▶ **What you should do**: Report back each line of the records that contains the string "Ctrl".

▶ **Task material**:
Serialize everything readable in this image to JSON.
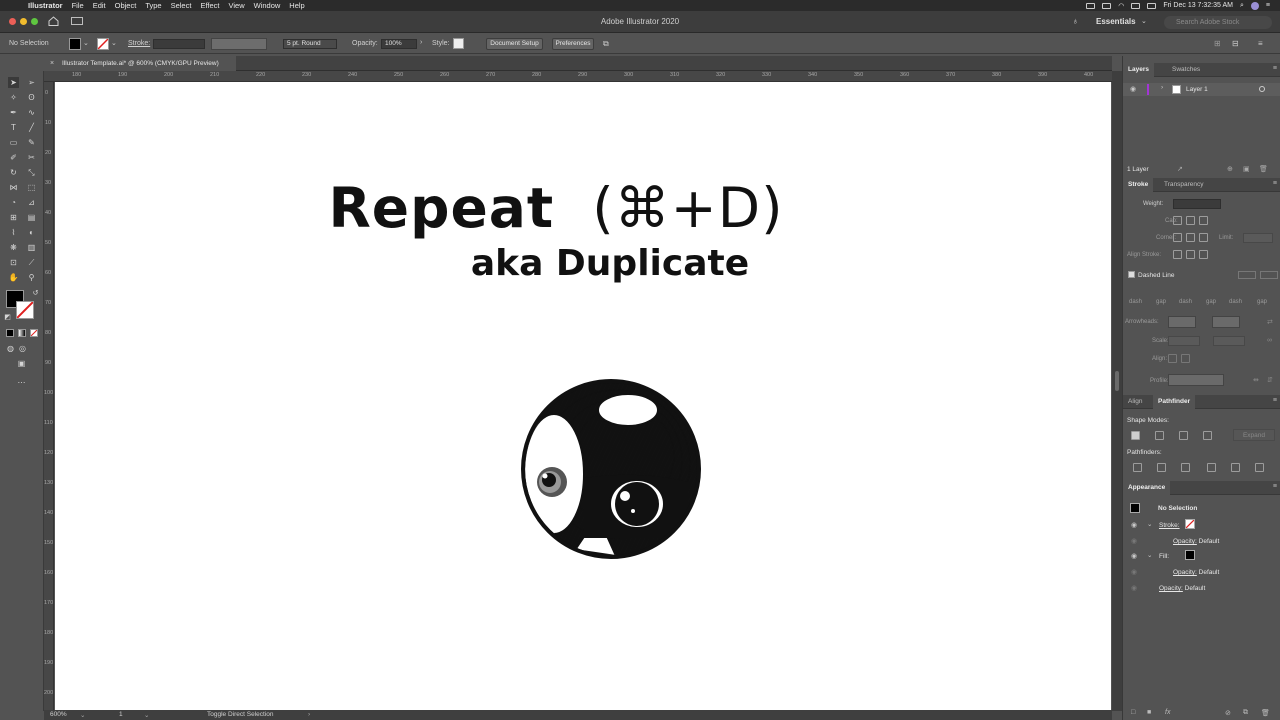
{
  "menubar": {
    "app_name": "Illustrator",
    "items": [
      "File",
      "Edit",
      "Object",
      "Type",
      "Select",
      "Effect",
      "View",
      "Window",
      "Help"
    ],
    "clock": "Fri Dec 13  7:32:35 AM"
  },
  "titlebar": {
    "title": "Adobe Illustrator 2020",
    "workspace": "Essentials",
    "search_placeholder": "Search Adobe Stock"
  },
  "controlbar": {
    "selection": "No Selection",
    "stroke_label": "Stroke:",
    "brush": "5 pt. Round",
    "opacity_label": "Opacity:",
    "opacity_value": "100%",
    "style_label": "Style:",
    "document_setup": "Document Setup",
    "preferences": "Preferences"
  },
  "document": {
    "tab_title": "Illustrator Template.ai* @ 600% (CMYK/GPU Preview)",
    "headline": "Repeat",
    "shortcut": "(⌘+D)",
    "subline": "aka Duplicate"
  },
  "rulers": {
    "top": [
      "180",
      "190",
      "200",
      "210",
      "220",
      "230",
      "240",
      "250",
      "260",
      "270",
      "280",
      "290",
      "300",
      "310",
      "320",
      "330",
      "340",
      "350",
      "360",
      "370",
      "380",
      "390",
      "400"
    ],
    "left": [
      "0",
      "10",
      "20",
      "30",
      "40",
      "50",
      "60",
      "70",
      "80",
      "90",
      "100",
      "110",
      "120",
      "130",
      "140",
      "150",
      "160",
      "170",
      "180",
      "190",
      "200"
    ]
  },
  "statusbar": {
    "zoom": "600%",
    "artboard": "1",
    "tool_hint": "Toggle Direct Selection"
  },
  "layers_panel": {
    "tabs": [
      "Layers",
      "Swatches"
    ],
    "layer_name": "Layer 1",
    "layer_count": "1 Layer"
  },
  "stroke_panel": {
    "tabs": [
      "Stroke",
      "Transparency"
    ],
    "weight_label": "Weight:",
    "cap_label": "Cap:",
    "corner_label": "Corner:",
    "limit_label": "Limit:",
    "align_label": "Align Stroke:",
    "dashed_label": "Dashed Line",
    "dash_labels": [
      "dash",
      "gap",
      "dash",
      "gap",
      "dash",
      "gap"
    ],
    "arrowheads_label": "Arrowheads:",
    "scale_label": "Scale:",
    "align2_label": "Align:",
    "profile_label": "Profile:"
  },
  "pathfinder_panel": {
    "tabs": [
      "Align",
      "Pathfinder"
    ],
    "shape_modes_label": "Shape Modes:",
    "expand_label": "Expand",
    "pathfinders_label": "Pathfinders:"
  },
  "appearance_panel": {
    "tab": "Appearance",
    "header": "No Selection",
    "stroke_label": "Stroke:",
    "fill_label": "Fill:",
    "opacity_label": "Opacity:",
    "opacity_value": "Default"
  },
  "colors": {
    "canvas": "#ffffff",
    "chrome": "#535353",
    "accent_layer": "#a335d6"
  }
}
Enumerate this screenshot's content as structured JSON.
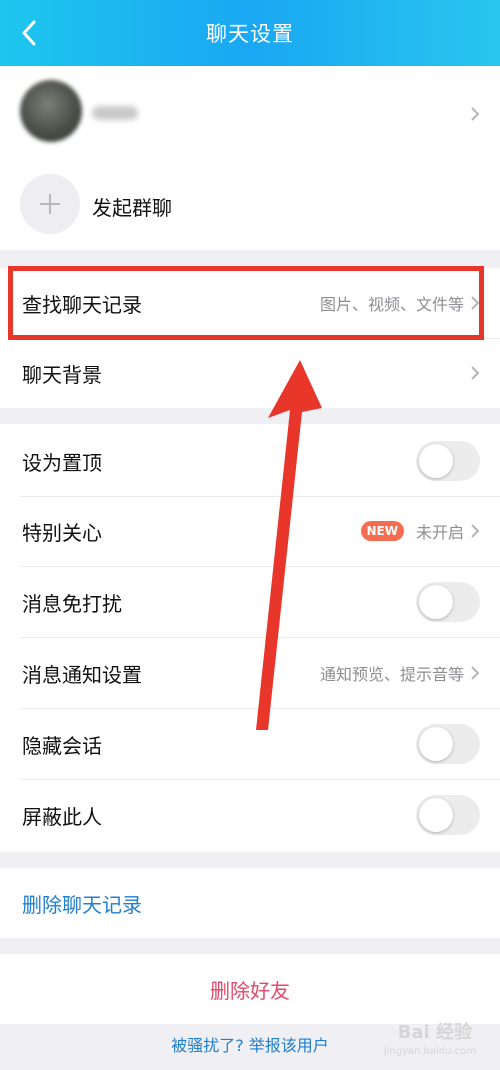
{
  "header": {
    "title": "聊天设置"
  },
  "group": {
    "label": "发起群聊"
  },
  "rows": {
    "search": {
      "label": "查找聊天记录",
      "hint": "图片、视频、文件等"
    },
    "background": {
      "label": "聊天背景"
    },
    "pin": {
      "label": "设为置顶",
      "on": false
    },
    "special": {
      "label": "特别关心",
      "badge": "NEW",
      "hint": "未开启"
    },
    "mute": {
      "label": "消息免打扰",
      "on": false
    },
    "notify": {
      "label": "消息通知设置",
      "hint": "通知预览、提示音等"
    },
    "hide": {
      "label": "隐藏会话",
      "on": false
    },
    "block": {
      "label": "屏蔽此人",
      "on": false
    }
  },
  "actions": {
    "delete_records": "删除聊天记录",
    "delete_friend": "删除好友",
    "report": "被骚扰了? 举报该用户"
  },
  "watermark": {
    "text": "Bai 经验",
    "sub": "jingyan.baidu.com"
  },
  "colors": {
    "header": "#1aa7f3",
    "highlight": "#e8372a",
    "arrow": "#e8372a",
    "link": "#1f7fd0",
    "danger": "#e5486a",
    "badge": "#f56d50"
  }
}
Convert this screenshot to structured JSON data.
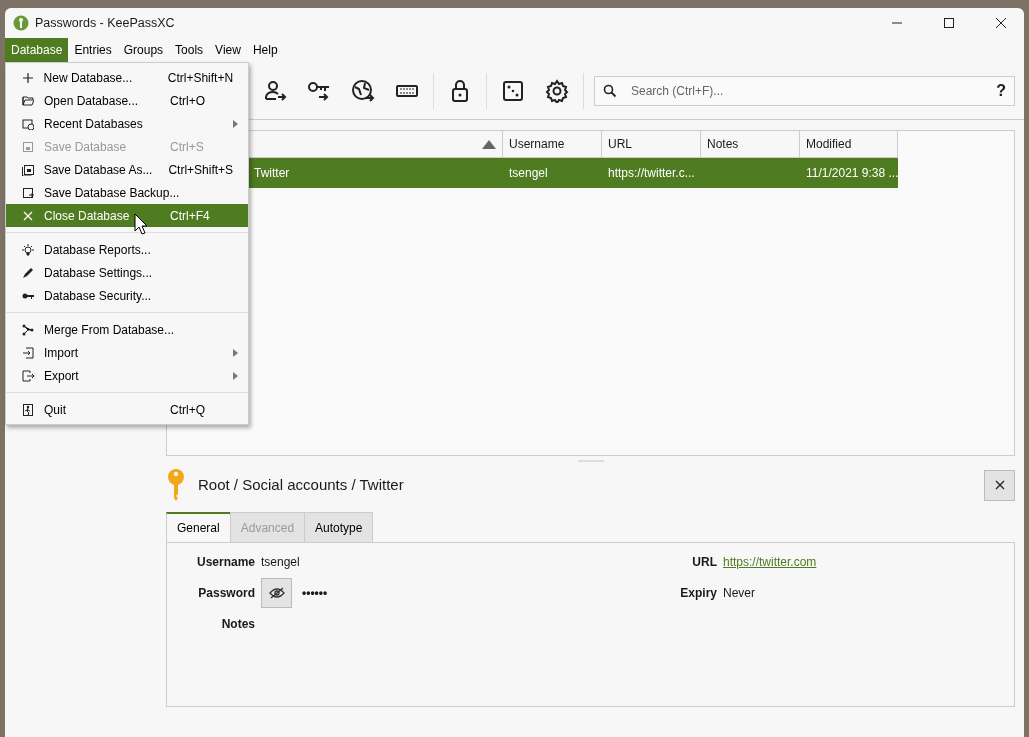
{
  "window": {
    "title": "Passwords - KeePassXC"
  },
  "menubar": [
    {
      "label": "Database",
      "selected": true
    },
    {
      "label": "Entries",
      "selected": false
    },
    {
      "label": "Groups",
      "selected": false
    },
    {
      "label": "Tools",
      "selected": false
    },
    {
      "label": "View",
      "selected": false
    },
    {
      "label": "Help",
      "selected": false
    }
  ],
  "menu": {
    "items": [
      {
        "kind": "item",
        "label": "New Database...",
        "shortcut": "Ctrl+Shift+N",
        "disabled": false,
        "highlighted": false,
        "submenu": false
      },
      {
        "kind": "item",
        "label": "Open Database...",
        "shortcut": "Ctrl+O",
        "disabled": false,
        "highlighted": false,
        "submenu": false
      },
      {
        "kind": "item",
        "label": "Recent Databases",
        "disabled": false,
        "highlighted": false,
        "submenu": true
      },
      {
        "kind": "item",
        "label": "Save Database",
        "shortcut": "Ctrl+S",
        "disabled": true,
        "highlighted": false,
        "submenu": false
      },
      {
        "kind": "item",
        "label": "Save Database As...",
        "shortcut": "Ctrl+Shift+S",
        "disabled": false,
        "highlighted": false,
        "submenu": false
      },
      {
        "kind": "item",
        "label": "Save Database Backup...",
        "disabled": false,
        "highlighted": false,
        "submenu": false
      },
      {
        "kind": "item",
        "label": "Close Database",
        "shortcut": "Ctrl+F4",
        "disabled": false,
        "highlighted": true,
        "submenu": false
      },
      {
        "kind": "separator"
      },
      {
        "kind": "item",
        "label": "Database Reports...",
        "disabled": false,
        "highlighted": false,
        "submenu": false
      },
      {
        "kind": "item",
        "label": "Database Settings...",
        "disabled": false,
        "highlighted": false,
        "submenu": false
      },
      {
        "kind": "item",
        "label": "Database Security...",
        "disabled": false,
        "highlighted": false,
        "submenu": false
      },
      {
        "kind": "separator"
      },
      {
        "kind": "item",
        "label": "Merge From Database...",
        "disabled": false,
        "highlighted": false,
        "submenu": false
      },
      {
        "kind": "item",
        "label": "Import",
        "disabled": false,
        "highlighted": false,
        "submenu": true
      },
      {
        "kind": "item",
        "label": "Export",
        "disabled": false,
        "highlighted": false,
        "submenu": true
      },
      {
        "kind": "separator"
      },
      {
        "kind": "item",
        "label": "Quit",
        "shortcut": "Ctrl+Q",
        "disabled": false,
        "highlighted": false,
        "submenu": false
      }
    ]
  },
  "search": {
    "placeholder": "Search (Ctrl+F)...",
    "help": "?"
  },
  "table": {
    "columns": [
      {
        "sorted": true
      },
      {
        "label": "Username",
        "sorted": false
      },
      {
        "label": "URL",
        "sorted": false
      },
      {
        "label": "Notes",
        "sorted": false
      },
      {
        "label": "Modified",
        "sorted": false
      }
    ],
    "rows": [
      {
        "selected": true,
        "title": "Twitter",
        "username": "tsengel",
        "url": "https://twitter.c...",
        "modified": "11/1/2021 9:38 ..."
      }
    ]
  },
  "detail": {
    "path": "Root / Social accounts / Twitter",
    "tabs": [
      {
        "label": "General",
        "selected": true,
        "disabled": false
      },
      {
        "label": "Advanced",
        "selected": false,
        "disabled": true
      },
      {
        "label": "Autotype",
        "selected": false,
        "disabled": false
      }
    ],
    "fields": {
      "username_label": "Username",
      "username": "tsengel",
      "password_label": "Password",
      "password": "••••••",
      "notes_label": "Notes",
      "url_label": "URL",
      "url": "https://twitter.com",
      "expiry_label": "Expiry",
      "expiry": "Never"
    }
  }
}
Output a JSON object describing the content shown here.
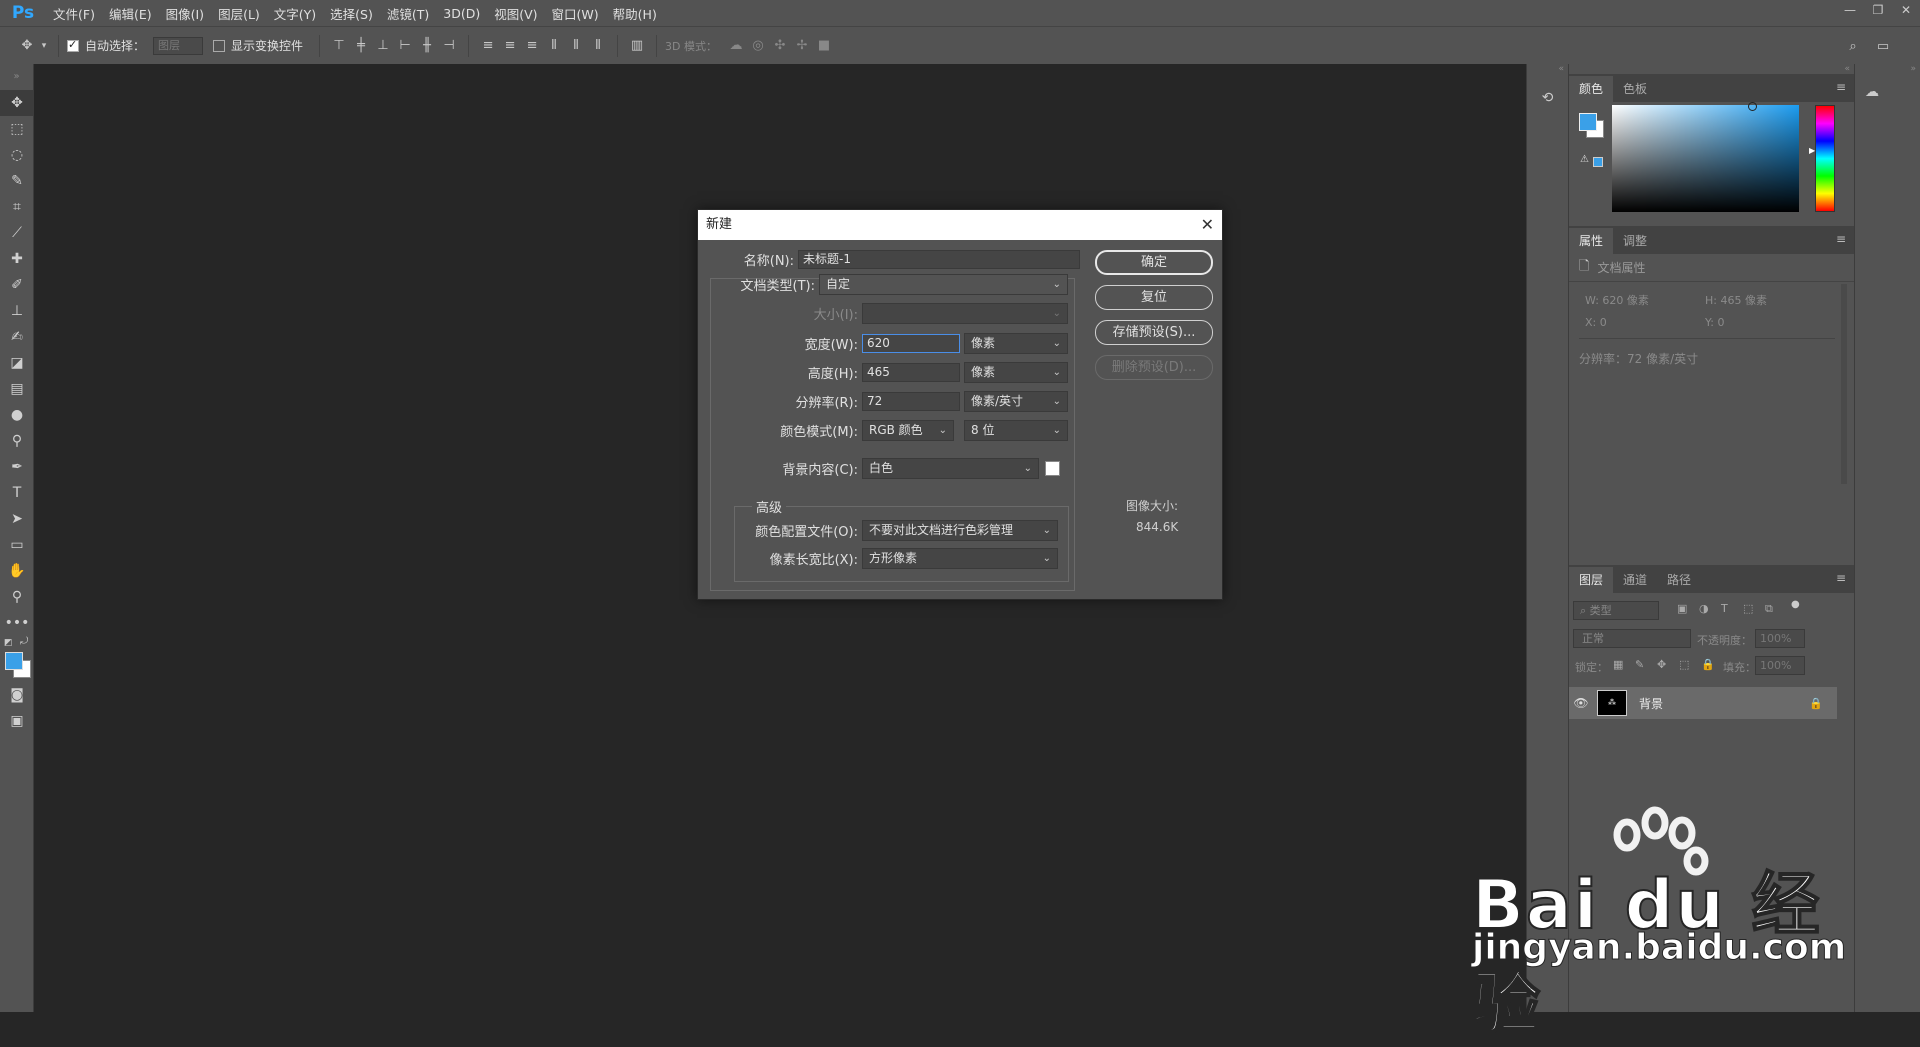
{
  "app": {
    "logo": "Ps",
    "menu": [
      "文件(F)",
      "编辑(E)",
      "图像(I)",
      "图层(L)",
      "文字(Y)",
      "选择(S)",
      "滤镜(T)",
      "3D(D)",
      "视图(V)",
      "窗口(W)",
      "帮助(H)"
    ],
    "window_controls": [
      "—",
      "❐",
      "✕"
    ]
  },
  "options": {
    "auto_select_label": "自动选择：",
    "auto_select_target": "图层",
    "show_transform_label": "显示变换控件",
    "mode_3d_label": "3D 模式："
  },
  "dialog": {
    "title": "新建",
    "name_label": "名称(N):",
    "name_value": "未标题-1",
    "doctype_label": "文档类型(T):",
    "doctype_value": "自定",
    "size_label": "大小(I):",
    "width_label": "宽度(W):",
    "width_value": "620",
    "width_unit": "像素",
    "height_label": "高度(H):",
    "height_value": "465",
    "height_unit": "像素",
    "resolution_label": "分辨率(R):",
    "resolution_value": "72",
    "resolution_unit": "像素/英寸",
    "colormode_label": "颜色模式(M):",
    "colormode_value": "RGB 颜色",
    "bitdepth_value": "8 位",
    "bg_label": "背景内容(C):",
    "bg_value": "白色",
    "advanced_label": "高级",
    "profile_label": "颜色配置文件(O):",
    "profile_value": "不要对此文档进行色彩管理",
    "aspect_label": "像素长宽比(X):",
    "aspect_value": "方形像素",
    "ok_button": "确定",
    "reset_button": "复位",
    "save_preset_button": "存储预设(S)...",
    "delete_preset_button": "删除预设(D)...",
    "image_size_label": "图像大小:",
    "image_size_value": "844.6K"
  },
  "color_panel": {
    "tabs": [
      "颜色",
      "色板"
    ],
    "fg_color": "#3aa0e8",
    "bg_color": "#ffffff"
  },
  "props_panel": {
    "tabs": [
      "属性",
      "调整"
    ],
    "doc_props": "文档属性",
    "w": "W:  620 像素",
    "h": "H:  465 像素",
    "x": "X:  0",
    "y": "Y:  0",
    "resolution": "分辨率：72 像素/英寸"
  },
  "layers_panel": {
    "tabs": [
      "图层",
      "通道",
      "路径"
    ],
    "filter_kind": "类型",
    "blend_mode": "正常",
    "opacity_label": "不透明度：",
    "opacity_value": "100%",
    "lock_label": "锁定：",
    "fill_label": "填充：",
    "fill_value": "100%",
    "layer_name": "背景"
  },
  "watermark": {
    "brand": "Bai du 经验",
    "url": "jingyan.baidu.com"
  }
}
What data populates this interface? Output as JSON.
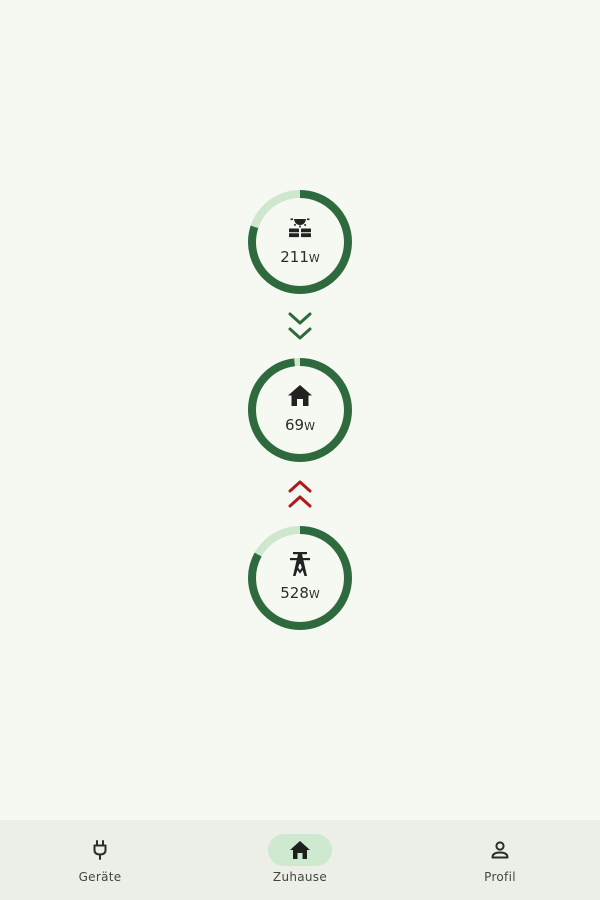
{
  "colors": {
    "background": "#f5f9f1",
    "ring_fill": "#2e6a3e",
    "ring_track": "#cfe6cf",
    "arrow_down": "#2e6a3e",
    "arrow_up": "#b3191c",
    "nav_background": "#ecefe8",
    "nav_active_pill": "#cfe8d0"
  },
  "gauges": {
    "solar": {
      "icon": "solar-panel-icon",
      "value": "211",
      "unit": "W",
      "fill_fraction": 0.8
    },
    "home": {
      "icon": "home-icon",
      "value": "69",
      "unit": "W",
      "fill_fraction": 0.98
    },
    "grid": {
      "icon": "power-pylon-icon",
      "value": "528",
      "unit": "W",
      "fill_fraction": 0.83
    }
  },
  "flows": {
    "solar_to_home": {
      "icon": "double-chevron-down-icon",
      "direction": "down"
    },
    "grid_to_home": {
      "icon": "double-chevron-up-icon",
      "direction": "up"
    }
  },
  "nav": {
    "items": [
      {
        "label": "Geräte",
        "icon": "plug-icon",
        "active": false
      },
      {
        "label": "Zuhause",
        "icon": "home-icon",
        "active": true
      },
      {
        "label": "Profil",
        "icon": "person-icon",
        "active": false
      }
    ]
  }
}
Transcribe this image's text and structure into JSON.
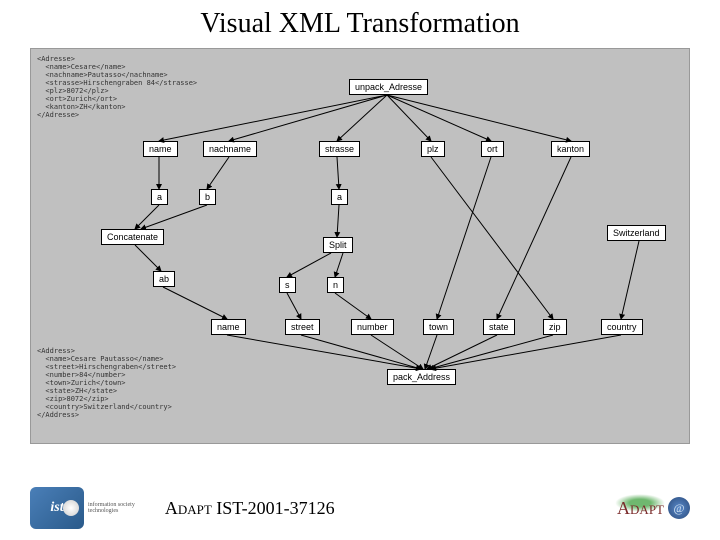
{
  "title": "Visual XML Transformation",
  "footer": {
    "project_code": "Adapt IST-2001-37126",
    "brand": "Adapt",
    "ist_mark": "ist"
  },
  "xml_top": "<Adresse>\n  <name>Cesare</name>\n  <nachname>Pautasso</nachname>\n  <strasse>Hirschengraben 84</strasse>\n  <plz>8072</plz>\n  <ort>Zurich</ort>\n  <kanton>ZH</kanton>\n</Adresse>",
  "xml_bottom": "<Address>\n  <name>Cesare Pautasso</name>\n  <street>Hirschengraben</street>\n  <number>84</number>\n  <town>Zurich</town>\n  <state>ZH</state>\n  <zip>8072</zip>\n  <country>Switzerland</country>\n</Address>",
  "nodes": {
    "unpack": "unpack_Adresse",
    "name": "name",
    "nachname": "nachname",
    "strasse": "strasse",
    "plz": "plz",
    "ort": "ort",
    "kanton": "kanton",
    "a": "a",
    "b": "b",
    "a2": "a",
    "concat": "Concatenate",
    "split": "Split",
    "switz": "Switzerland",
    "ab": "ab",
    "s": "s",
    "n": "n",
    "name2": "name",
    "street": "street",
    "number": "number",
    "town": "town",
    "state": "state",
    "zip": "zip",
    "country": "country",
    "pack": "pack_Address"
  }
}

▶ **Reply**:
        "shortcut": "Ctrl+Shift+N",
        "shortcut": "Ctrl+O",
        "shortcut": "Ctrl+S",
        "shortcut": "Ctrl+Shift+S",
        "shortcut": "Ctrl+F4",
        "shortcut": "Ctrl+Q",
    "placeholder": "Search (Ctrl+F)...",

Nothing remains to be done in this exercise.